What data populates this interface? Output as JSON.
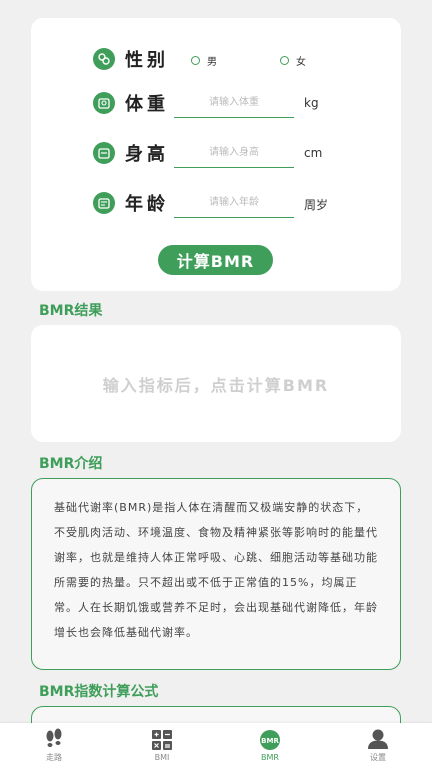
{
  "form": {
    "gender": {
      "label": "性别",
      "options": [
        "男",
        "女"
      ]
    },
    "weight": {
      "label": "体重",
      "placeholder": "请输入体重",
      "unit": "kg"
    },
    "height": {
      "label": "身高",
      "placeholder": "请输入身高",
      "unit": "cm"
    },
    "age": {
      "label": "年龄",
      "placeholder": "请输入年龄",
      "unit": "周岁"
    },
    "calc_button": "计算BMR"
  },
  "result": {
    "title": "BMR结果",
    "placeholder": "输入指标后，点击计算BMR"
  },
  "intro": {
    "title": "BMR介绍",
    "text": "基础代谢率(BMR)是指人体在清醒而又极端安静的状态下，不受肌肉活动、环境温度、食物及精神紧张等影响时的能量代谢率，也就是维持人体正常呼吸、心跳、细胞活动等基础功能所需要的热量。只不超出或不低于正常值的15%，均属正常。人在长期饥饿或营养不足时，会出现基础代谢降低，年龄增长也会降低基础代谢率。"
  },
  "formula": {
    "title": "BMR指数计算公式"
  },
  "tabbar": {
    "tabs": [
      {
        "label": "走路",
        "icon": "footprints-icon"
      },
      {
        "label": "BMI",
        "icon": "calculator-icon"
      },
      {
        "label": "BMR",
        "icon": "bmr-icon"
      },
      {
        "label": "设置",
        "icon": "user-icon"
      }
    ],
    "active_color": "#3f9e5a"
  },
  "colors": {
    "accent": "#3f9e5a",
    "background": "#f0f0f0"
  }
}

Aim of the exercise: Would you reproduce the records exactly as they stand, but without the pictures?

Response for this exercise:
What data populates this interface? Output as JSON.
{
  "form": {
    "gender": {
      "label": "性别",
      "options": [
        "男",
        "女"
      ]
    },
    "weight": {
      "label": "体重",
      "placeholder": "请输入体重",
      "unit": "kg"
    },
    "height": {
      "label": "身高",
      "placeholder": "请输入身高",
      "unit": "cm"
    },
    "age": {
      "label": "年龄",
      "placeholder": "请输入年龄",
      "unit": "周岁"
    },
    "calc_button": "计算BMR"
  },
  "result": {
    "title": "BMR结果",
    "placeholder": "输入指标后，点击计算BMR"
  },
  "intro": {
    "title": "BMR介绍",
    "text": "基础代谢率(BMR)是指人体在清醒而又极端安静的状态下，不受肌肉活动、环境温度、食物及精神紧张等影响时的能量代谢率，也就是维持人体正常呼吸、心跳、细胞活动等基础功能所需要的热量。只不超出或不低于正常值的15%，均属正常。人在长期饥饿或营养不足时，会出现基础代谢降低，年龄增长也会降低基础代谢率。"
  },
  "formula": {
    "title": "BMR指数计算公式"
  },
  "tabbar": {
    "tabs": [
      {
        "label": "走路",
        "icon": "footprints-icon"
      },
      {
        "label": "BMI",
        "icon": "calculator-icon"
      },
      {
        "label": "BMR",
        "icon": "bmr-icon"
      },
      {
        "label": "设置",
        "icon": "user-icon"
      }
    ],
    "active_color": "#3f9e5a"
  },
  "colors": {
    "accent": "#3f9e5a",
    "background": "#f0f0f0"
  }
}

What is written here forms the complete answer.